* **Data under study**:
◇ ◇ ◇
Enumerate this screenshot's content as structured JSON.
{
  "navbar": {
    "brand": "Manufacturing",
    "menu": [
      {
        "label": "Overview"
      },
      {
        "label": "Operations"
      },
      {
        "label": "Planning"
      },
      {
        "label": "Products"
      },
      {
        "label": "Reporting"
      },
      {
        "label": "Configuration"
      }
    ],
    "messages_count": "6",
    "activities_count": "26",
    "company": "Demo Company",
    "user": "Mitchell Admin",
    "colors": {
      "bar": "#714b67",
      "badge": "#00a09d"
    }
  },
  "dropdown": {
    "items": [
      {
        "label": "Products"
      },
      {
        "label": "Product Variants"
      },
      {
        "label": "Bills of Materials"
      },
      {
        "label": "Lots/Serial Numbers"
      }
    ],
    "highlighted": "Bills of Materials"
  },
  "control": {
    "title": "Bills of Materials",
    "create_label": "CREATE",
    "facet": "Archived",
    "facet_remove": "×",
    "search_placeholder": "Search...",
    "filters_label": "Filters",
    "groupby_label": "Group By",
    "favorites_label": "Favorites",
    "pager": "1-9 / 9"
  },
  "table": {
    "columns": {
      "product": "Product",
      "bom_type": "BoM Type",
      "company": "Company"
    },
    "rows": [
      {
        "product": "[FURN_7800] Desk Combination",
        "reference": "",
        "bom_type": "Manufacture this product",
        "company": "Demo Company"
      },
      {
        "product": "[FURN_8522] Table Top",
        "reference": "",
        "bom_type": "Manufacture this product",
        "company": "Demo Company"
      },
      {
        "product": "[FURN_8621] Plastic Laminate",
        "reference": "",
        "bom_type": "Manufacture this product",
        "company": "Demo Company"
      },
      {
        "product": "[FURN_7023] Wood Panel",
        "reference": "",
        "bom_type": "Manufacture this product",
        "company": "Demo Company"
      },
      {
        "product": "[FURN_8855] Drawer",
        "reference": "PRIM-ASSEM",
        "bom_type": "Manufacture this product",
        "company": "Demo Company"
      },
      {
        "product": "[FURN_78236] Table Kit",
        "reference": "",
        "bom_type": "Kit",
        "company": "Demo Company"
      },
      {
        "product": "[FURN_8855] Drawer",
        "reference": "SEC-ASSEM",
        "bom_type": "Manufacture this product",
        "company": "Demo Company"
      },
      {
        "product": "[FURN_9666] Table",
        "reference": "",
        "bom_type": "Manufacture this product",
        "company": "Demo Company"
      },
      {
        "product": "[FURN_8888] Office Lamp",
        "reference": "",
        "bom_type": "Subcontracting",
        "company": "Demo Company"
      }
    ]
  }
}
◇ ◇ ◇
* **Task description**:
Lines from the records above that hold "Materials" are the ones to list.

* **Exercise response**:
        "label": "Bills of Materials"
    "highlighted": "Bills of Materials"
    "title": "Bills of Materials",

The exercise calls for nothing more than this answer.